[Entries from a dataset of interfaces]
· · · · · · ·

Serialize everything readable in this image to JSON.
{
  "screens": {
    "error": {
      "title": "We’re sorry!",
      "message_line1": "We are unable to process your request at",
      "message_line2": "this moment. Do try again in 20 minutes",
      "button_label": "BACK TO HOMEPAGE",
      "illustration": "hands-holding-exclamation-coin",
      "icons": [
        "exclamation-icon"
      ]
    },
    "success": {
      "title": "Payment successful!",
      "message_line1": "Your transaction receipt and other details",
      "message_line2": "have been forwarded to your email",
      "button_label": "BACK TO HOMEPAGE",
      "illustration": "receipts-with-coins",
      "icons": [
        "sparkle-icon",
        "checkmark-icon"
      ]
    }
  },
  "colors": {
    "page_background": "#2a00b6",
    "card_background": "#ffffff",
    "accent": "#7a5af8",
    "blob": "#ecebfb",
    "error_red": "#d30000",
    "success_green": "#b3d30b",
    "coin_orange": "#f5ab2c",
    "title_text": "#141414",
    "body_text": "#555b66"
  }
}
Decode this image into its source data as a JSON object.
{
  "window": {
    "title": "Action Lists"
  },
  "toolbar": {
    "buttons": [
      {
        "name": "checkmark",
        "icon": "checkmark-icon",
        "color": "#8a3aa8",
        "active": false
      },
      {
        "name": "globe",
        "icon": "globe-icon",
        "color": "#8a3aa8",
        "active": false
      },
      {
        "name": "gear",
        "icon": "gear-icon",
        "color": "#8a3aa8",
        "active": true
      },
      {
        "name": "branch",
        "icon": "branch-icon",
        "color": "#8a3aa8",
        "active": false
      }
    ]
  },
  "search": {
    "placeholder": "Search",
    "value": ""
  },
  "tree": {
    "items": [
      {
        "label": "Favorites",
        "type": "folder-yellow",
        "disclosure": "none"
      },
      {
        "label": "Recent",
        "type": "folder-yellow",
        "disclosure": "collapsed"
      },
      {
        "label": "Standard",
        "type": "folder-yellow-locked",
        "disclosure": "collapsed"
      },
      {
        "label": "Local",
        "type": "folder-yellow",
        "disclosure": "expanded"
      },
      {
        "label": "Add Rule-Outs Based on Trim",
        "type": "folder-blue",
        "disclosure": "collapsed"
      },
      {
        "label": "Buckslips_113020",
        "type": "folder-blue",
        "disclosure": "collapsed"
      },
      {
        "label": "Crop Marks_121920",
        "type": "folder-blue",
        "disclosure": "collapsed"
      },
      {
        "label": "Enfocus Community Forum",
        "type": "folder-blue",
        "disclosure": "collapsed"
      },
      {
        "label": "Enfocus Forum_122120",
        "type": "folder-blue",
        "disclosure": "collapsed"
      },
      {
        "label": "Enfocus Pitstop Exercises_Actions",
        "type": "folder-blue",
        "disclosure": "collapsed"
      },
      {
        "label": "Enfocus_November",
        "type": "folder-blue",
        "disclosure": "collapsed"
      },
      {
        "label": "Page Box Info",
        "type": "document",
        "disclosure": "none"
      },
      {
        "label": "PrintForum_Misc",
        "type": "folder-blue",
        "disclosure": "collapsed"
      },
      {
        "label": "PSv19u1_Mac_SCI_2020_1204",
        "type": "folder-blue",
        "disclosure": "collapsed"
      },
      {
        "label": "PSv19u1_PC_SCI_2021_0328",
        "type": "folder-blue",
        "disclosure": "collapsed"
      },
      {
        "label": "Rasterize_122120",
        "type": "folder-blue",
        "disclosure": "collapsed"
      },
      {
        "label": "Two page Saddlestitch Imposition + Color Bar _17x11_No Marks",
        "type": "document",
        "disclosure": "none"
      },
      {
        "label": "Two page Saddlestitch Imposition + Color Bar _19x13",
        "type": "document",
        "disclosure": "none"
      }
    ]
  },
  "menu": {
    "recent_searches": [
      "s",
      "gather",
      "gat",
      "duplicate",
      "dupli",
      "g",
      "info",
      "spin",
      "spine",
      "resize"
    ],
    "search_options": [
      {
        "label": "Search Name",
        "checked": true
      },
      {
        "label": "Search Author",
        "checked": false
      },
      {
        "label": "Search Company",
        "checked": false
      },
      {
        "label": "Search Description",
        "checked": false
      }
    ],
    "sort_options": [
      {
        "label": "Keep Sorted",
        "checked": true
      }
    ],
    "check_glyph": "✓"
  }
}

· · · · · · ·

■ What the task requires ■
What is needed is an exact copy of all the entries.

■ Answer to this task ■
Serialize everything readable in this image to JSON.
{
  "screens": {
    "error": {
      "title": "We’re sorry!",
      "message_line1": "We are unable to process your request at",
      "message_line2": "this moment. Do try again in 20 minutes",
      "button_label": "BACK TO HOMEPAGE",
      "illustration": "hands-holding-exclamation-coin",
      "icons": [
        "exclamation-icon"
      ]
    },
    "success": {
      "title": "Payment successful!",
      "message_line1": "Your transaction receipt and other details",
      "message_line2": "have been forwarded to your email",
      "button_label": "BACK TO HOMEPAGE",
      "illustration": "receipts-with-coins",
      "icons": [
        "sparkle-icon",
        "checkmark-icon"
      ]
    }
  },
  "colors": {
    "page_background": "#2a00b6",
    "card_background": "#ffffff",
    "accent": "#7a5af8",
    "blob": "#ecebfb",
    "error_red": "#d30000",
    "success_green": "#b3d30b",
    "coin_orange": "#f5ab2c",
    "title_text": "#141414",
    "body_text": "#555b66"
  }
}
Decode this image into its source data as a JSON object.
{
  "window": {
    "title": "Action Lists"
  },
  "toolbar": {
    "buttons": [
      {
        "name": "checkmark",
        "icon": "checkmark-icon",
        "color": "#8a3aa8",
        "active": false
      },
      {
        "name": "globe",
        "icon": "globe-icon",
        "color": "#8a3aa8",
        "active": false
      },
      {
        "name": "gear",
        "icon": "gear-icon",
        "color": "#8a3aa8",
        "active": true
      },
      {
        "name": "branch",
        "icon": "branch-icon",
        "color": "#8a3aa8",
        "active": false
      }
    ]
  },
  "search": {
    "placeholder": "Search",
    "value": ""
  },
  "tree": {
    "items": [
      {
        "label": "Favorites",
        "type": "folder-yellow",
        "disclosure": "none"
      },
      {
        "label": "Recent",
        "type": "folder-yellow",
        "disclosure": "collapsed"
      },
      {
        "label": "Standard",
        "type": "folder-yellow-locked",
        "disclosure": "collapsed"
      },
      {
        "label": "Local",
        "type": "folder-yellow",
        "disclosure": "expanded"
      },
      {
        "label": "Add Rule-Outs Based on Trim",
        "type": "folder-blue",
        "disclosure": "collapsed"
      },
      {
        "label": "Buckslips_113020",
        "type": "folder-blue",
        "disclosure": "collapsed"
      },
      {
        "label": "Crop Marks_121920",
        "type": "folder-blue",
        "disclosure": "collapsed"
      },
      {
        "label": "Enfocus Community Forum",
        "type": "folder-blue",
        "disclosure": "collapsed"
      },
      {
        "label": "Enfocus Forum_122120",
        "type": "folder-blue",
        "disclosure": "collapsed"
      },
      {
        "label": "Enfocus Pitstop Exercises_Actions",
        "type": "folder-blue",
        "disclosure": "collapsed"
      },
      {
        "label": "Enfocus_November",
        "type": "folder-blue",
        "disclosure": "collapsed"
      },
      {
        "label": "Page Box Info",
        "type": "document",
        "disclosure": "none"
      },
      {
        "label": "PrintForum_Misc",
        "type": "folder-blue",
        "disclosure": "collapsed"
      },
      {
        "label": "PSv19u1_Mac_SCI_2020_1204",
        "type": "folder-blue",
        "disclosure": "collapsed"
      },
      {
        "label": "PSv19u1_PC_SCI_2021_0328",
        "type": "folder-blue",
        "disclosure": "collapsed"
      },
      {
        "label": "Rasterize_122120",
        "type": "folder-blue",
        "disclosure": "collapsed"
      },
      {
        "label": "Two page Saddlestitch Imposition + Color Bar _17x11_No Marks",
        "type": "document",
        "disclosure": "none"
      },
      {
        "label": "Two page Saddlestitch Imposition + Color Bar _19x13",
        "type": "document",
        "disclosure": "none"
      }
    ]
  },
  "menu": {
    "recent_searches": [
      "s",
      "gather",
      "gat",
      "duplicate",
      "dupli",
      "g",
      "info",
      "spin",
      "spine",
      "resize"
    ],
    "search_options": [
      {
        "label": "Search Name",
        "checked": true
      },
      {
        "label": "Search Author",
        "checked": false
      },
      {
        "label": "Search Company",
        "checked": false
      },
      {
        "label": "Search Description",
        "checked": false
      }
    ],
    "sort_options": [
      {
        "label": "Keep Sorted",
        "checked": true
      }
    ],
    "check_glyph": "✓"
  }
}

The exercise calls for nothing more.